Polymorphism and Overloading in C++

A reader sent me an interesting question the other day. They asked if polymorphism and overloading were essentially the same thing.

My initial reaction was Huh?

What are people being taught if they think that these two concepts are the same thing?

But a quick google search revealed that yes, many, many people are struggling to differentiate between these two terms – and the internet is full of conflicting and unhelpful information.

Read morePolymorphism and Overloading in C++

Overriding or Overloading in C++?

Occasionally I’ve heard these terms used interchangeably – but they actually refer to two completely separate concepts.

So what’s what?

Overloading describes the creation of a method with the same name as an existing method, but different parameters. For example:

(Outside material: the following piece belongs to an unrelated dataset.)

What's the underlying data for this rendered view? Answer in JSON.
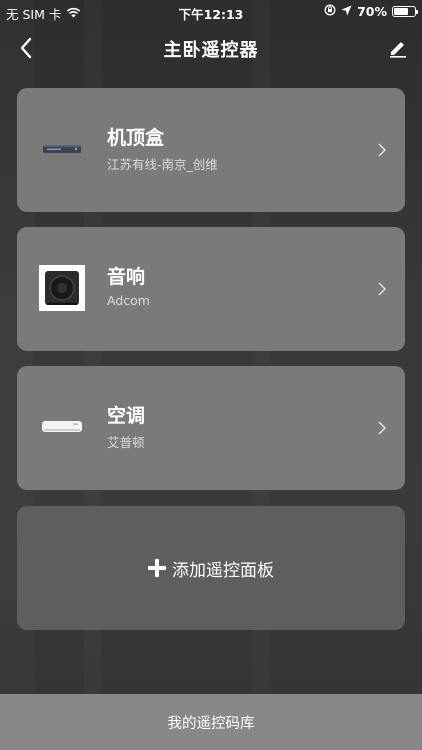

int method();
int method(int);
int method(int, double);

Overriding describes the creation of a method in a derived class  with the same name and parameters as an existing method in its base class.

class base {
public:
    int method();
};

class derived : public base
{
public:
    int method();
};

The actual method that is called in this case depends on what kind of object you are dealing with, and whether the base class is abstract, the methods are virtual, and so on.

How do you remember the difference?

Think of it as load versus ride.

Overloading gives you loads of methods in the same class with different parameters.

Overriding lets you ride on the back of a method declared in a base class.

Easy, eh?

What is Encapsulation?

This is the final post in the series of the three cornerstones of object oriented programming. Next week I’m going back to a nice low-level subject – the bitwise operators :-).

So. What is encapsulation?

I previously defined this as the ability of objects* to maintain their internal workings independently from the program they are used in.

This is actually the simplest of the three concepts we’ve covered. With respect to C++, encapsulation describes the use of a class to contain both its relevant data, and the methods to manipulate its own data.

In practice

As a simple example, you might define a class called Message. This class can contain various data members, such as the sender’s address, the date the message was written, the destination address, and of course, the actual message inside.

The class can also contain methods to manipulate a Message object. For example it might have a method to set the object status to ‘read’, and another method to print the message to the screen.

The fact that the Message class both contains its own data, and provides a way to interact with that data, is what encapsulation is all about.

It’s such a fundamental part of C++ (and other OO languages), that it is often taken for granted.

Why is this a good thing?

The benefits of encapsulation are:

  • It can restrict access to an object’s data.

If data is declared as private and methods are generated to access that data, it can provide a good level of control over the data and how it is used.

  • It allows the programmer to modify the object under-the-hood without disrupting the rest of the program.

If you want to change the internals of your class, you can do so without having to modify code elsewhere in the program, as long as you keep the methods to access that class the same.

Encapsulation is the class not the object

Note that encapsulation is provided by the class, not the instantiated object (there is a subtle difference). This is because a class can provide the ability to access information about every object that is instantiated from it, whereas a single object is just that.

And that wraps up our mini-guide to OOP. Hope it was useful, and don’t forget to pop back soon for some fun with bitwise operators.

 

*In C++ note that is it officially the class that is the unit of encapsulation, not the individual object itself.